[Task to complete] Each line of the records below that holds "icon" should be copied out.

[Materials provided]
'''

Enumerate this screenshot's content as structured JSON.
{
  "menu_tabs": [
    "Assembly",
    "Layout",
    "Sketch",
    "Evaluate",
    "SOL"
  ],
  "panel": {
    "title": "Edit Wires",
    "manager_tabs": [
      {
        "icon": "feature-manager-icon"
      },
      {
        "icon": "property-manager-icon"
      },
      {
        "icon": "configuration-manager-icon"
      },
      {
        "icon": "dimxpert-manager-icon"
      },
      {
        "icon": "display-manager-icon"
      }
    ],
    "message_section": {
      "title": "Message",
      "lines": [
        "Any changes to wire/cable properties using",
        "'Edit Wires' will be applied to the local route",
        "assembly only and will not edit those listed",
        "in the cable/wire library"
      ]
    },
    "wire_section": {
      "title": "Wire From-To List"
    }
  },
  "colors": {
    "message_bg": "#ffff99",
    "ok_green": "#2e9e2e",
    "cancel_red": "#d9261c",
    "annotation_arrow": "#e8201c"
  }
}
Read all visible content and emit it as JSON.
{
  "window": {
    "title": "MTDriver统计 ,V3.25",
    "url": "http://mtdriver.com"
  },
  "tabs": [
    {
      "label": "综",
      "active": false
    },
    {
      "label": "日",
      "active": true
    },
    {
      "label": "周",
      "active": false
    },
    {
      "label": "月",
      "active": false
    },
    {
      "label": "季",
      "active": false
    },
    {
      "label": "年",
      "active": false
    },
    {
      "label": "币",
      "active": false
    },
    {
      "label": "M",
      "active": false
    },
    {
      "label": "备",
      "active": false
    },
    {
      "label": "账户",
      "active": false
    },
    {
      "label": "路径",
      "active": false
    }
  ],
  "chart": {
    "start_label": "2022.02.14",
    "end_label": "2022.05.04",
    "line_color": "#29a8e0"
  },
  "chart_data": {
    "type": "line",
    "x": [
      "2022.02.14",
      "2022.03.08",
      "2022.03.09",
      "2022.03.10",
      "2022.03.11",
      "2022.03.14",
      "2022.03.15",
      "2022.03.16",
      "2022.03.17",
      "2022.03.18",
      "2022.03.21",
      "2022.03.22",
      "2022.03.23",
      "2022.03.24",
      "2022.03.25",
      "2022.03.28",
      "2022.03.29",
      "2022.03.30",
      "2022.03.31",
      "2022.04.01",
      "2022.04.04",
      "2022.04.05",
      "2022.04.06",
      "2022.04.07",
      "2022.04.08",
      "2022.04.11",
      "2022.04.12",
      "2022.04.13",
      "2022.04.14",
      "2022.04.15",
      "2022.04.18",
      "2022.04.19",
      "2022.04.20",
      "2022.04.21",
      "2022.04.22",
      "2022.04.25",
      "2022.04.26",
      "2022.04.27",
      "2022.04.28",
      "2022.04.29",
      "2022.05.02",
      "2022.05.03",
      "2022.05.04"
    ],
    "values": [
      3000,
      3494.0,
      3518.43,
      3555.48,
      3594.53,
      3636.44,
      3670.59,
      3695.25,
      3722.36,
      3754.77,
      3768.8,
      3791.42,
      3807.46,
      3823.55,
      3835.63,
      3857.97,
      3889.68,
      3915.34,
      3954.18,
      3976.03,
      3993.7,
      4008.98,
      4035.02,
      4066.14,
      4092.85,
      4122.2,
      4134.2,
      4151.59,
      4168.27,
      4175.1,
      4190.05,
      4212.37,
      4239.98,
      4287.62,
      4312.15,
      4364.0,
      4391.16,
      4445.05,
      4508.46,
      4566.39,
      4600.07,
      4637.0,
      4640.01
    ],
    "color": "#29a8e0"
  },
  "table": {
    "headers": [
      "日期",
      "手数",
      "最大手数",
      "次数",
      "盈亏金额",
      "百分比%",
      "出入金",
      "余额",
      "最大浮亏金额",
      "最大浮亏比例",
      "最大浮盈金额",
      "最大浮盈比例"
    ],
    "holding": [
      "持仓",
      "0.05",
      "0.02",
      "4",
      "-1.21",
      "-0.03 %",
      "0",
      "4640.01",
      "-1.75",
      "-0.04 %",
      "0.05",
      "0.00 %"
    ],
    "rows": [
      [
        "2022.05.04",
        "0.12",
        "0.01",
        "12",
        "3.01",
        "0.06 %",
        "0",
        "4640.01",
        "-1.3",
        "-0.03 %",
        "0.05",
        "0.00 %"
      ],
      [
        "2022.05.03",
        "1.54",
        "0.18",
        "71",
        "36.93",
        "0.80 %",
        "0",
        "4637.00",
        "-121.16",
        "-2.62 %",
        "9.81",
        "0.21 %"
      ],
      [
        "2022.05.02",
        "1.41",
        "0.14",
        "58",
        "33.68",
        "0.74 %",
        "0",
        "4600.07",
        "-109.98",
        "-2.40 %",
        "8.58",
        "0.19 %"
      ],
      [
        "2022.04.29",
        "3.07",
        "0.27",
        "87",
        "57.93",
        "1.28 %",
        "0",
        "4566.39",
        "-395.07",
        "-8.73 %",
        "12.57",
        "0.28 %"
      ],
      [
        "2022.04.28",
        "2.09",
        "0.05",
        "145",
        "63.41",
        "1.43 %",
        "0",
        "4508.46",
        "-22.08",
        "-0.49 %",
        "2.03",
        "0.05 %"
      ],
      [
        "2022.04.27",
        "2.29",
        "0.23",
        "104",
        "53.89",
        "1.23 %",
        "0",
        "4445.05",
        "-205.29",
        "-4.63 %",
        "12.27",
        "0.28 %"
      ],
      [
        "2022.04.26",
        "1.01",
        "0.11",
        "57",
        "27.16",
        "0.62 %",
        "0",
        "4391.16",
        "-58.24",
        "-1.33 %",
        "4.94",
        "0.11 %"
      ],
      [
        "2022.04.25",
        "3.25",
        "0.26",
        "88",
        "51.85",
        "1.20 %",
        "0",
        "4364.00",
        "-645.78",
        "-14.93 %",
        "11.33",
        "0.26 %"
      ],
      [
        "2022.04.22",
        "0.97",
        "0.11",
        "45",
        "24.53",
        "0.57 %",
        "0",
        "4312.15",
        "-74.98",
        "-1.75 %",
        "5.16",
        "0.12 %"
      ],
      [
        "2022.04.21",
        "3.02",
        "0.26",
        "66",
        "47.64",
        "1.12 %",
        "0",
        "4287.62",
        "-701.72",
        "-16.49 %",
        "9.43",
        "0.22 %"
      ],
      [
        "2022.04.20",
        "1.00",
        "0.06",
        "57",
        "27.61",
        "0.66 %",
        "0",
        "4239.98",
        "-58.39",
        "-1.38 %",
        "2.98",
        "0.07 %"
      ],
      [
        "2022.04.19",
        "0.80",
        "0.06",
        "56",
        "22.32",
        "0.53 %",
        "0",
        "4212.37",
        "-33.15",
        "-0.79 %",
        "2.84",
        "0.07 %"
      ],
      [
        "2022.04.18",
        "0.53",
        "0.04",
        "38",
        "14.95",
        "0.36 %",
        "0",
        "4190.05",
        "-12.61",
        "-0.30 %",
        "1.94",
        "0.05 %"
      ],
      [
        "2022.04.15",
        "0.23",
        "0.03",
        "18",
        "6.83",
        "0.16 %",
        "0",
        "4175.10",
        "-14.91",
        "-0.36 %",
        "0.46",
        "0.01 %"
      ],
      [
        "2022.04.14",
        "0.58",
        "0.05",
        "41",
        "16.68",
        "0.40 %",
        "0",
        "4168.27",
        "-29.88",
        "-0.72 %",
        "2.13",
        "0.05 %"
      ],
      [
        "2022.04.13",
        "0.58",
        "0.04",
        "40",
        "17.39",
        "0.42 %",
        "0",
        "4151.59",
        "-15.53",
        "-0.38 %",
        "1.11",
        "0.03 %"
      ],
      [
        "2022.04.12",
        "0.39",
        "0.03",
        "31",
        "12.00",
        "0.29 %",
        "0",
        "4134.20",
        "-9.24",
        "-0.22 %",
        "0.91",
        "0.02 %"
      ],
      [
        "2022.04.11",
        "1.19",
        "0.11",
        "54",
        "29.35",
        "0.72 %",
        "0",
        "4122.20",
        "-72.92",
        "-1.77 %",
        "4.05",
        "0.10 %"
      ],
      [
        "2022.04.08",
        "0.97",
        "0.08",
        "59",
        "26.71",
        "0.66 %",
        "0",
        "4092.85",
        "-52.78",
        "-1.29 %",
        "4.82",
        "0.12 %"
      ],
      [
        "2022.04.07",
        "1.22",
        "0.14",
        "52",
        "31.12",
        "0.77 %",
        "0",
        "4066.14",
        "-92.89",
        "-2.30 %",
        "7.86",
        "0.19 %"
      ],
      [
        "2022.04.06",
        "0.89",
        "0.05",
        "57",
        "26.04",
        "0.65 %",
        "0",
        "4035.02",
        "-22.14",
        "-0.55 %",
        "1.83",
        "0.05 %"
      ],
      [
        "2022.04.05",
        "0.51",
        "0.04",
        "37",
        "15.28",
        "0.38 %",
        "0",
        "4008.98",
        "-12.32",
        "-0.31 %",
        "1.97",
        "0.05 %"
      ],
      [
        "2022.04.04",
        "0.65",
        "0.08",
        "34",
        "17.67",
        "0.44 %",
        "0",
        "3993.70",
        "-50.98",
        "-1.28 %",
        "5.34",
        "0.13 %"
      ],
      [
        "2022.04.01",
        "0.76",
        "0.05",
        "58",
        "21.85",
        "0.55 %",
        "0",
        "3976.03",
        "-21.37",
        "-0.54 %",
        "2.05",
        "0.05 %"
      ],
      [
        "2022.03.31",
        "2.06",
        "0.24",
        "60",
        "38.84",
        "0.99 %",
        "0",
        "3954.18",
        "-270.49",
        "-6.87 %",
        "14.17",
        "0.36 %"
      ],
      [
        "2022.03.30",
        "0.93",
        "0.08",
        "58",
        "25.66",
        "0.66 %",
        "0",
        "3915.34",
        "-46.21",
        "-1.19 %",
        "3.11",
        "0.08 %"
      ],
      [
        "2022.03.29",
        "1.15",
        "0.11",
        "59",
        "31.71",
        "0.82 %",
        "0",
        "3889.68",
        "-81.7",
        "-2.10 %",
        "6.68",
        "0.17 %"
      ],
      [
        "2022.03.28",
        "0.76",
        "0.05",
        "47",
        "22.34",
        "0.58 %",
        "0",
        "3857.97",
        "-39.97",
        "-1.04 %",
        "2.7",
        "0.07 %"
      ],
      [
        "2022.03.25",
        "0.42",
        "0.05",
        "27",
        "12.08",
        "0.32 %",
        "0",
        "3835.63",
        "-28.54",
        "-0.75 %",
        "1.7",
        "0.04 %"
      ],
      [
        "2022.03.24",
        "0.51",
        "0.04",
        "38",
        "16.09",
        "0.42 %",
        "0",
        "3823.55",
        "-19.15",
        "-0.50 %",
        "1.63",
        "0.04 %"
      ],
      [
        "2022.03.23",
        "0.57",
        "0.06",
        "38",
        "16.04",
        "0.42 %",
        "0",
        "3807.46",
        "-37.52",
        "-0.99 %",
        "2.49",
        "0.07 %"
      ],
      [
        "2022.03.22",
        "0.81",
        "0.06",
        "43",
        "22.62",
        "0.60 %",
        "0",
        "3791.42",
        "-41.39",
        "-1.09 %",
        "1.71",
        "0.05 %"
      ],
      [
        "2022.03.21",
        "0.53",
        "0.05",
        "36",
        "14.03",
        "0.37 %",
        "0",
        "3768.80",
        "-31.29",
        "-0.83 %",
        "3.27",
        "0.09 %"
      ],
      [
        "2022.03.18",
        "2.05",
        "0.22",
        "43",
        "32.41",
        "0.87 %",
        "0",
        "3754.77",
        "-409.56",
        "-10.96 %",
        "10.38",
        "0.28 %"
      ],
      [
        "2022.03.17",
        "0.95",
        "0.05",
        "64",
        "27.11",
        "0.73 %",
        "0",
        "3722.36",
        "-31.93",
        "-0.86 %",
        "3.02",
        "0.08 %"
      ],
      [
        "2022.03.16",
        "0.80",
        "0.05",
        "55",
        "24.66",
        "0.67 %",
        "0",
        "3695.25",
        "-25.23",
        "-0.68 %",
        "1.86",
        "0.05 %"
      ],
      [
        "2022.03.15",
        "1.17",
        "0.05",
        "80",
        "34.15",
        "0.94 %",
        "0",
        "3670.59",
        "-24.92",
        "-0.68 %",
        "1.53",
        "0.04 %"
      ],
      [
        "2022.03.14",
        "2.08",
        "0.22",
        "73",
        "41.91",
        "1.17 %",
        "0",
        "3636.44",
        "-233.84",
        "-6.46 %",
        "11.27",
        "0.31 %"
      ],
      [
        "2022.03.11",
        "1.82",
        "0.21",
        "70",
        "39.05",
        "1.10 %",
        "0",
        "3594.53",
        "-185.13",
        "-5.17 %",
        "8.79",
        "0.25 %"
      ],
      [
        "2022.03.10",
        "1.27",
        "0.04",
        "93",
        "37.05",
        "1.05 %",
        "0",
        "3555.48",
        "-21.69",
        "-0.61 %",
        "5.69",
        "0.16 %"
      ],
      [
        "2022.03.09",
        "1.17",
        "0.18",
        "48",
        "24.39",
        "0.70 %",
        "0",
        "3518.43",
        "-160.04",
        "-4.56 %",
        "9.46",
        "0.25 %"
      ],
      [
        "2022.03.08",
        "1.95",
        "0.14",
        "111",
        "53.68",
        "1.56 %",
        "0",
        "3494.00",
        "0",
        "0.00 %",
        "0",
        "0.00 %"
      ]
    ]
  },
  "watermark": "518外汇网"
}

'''

[Answer to this problem]
        "icon": "feature-manager-icon"
        "icon": "property-manager-icon"
        "icon": "configuration-manager-icon"
        "icon": "dimxpert-manager-icon"
        "icon": "display-manager-icon"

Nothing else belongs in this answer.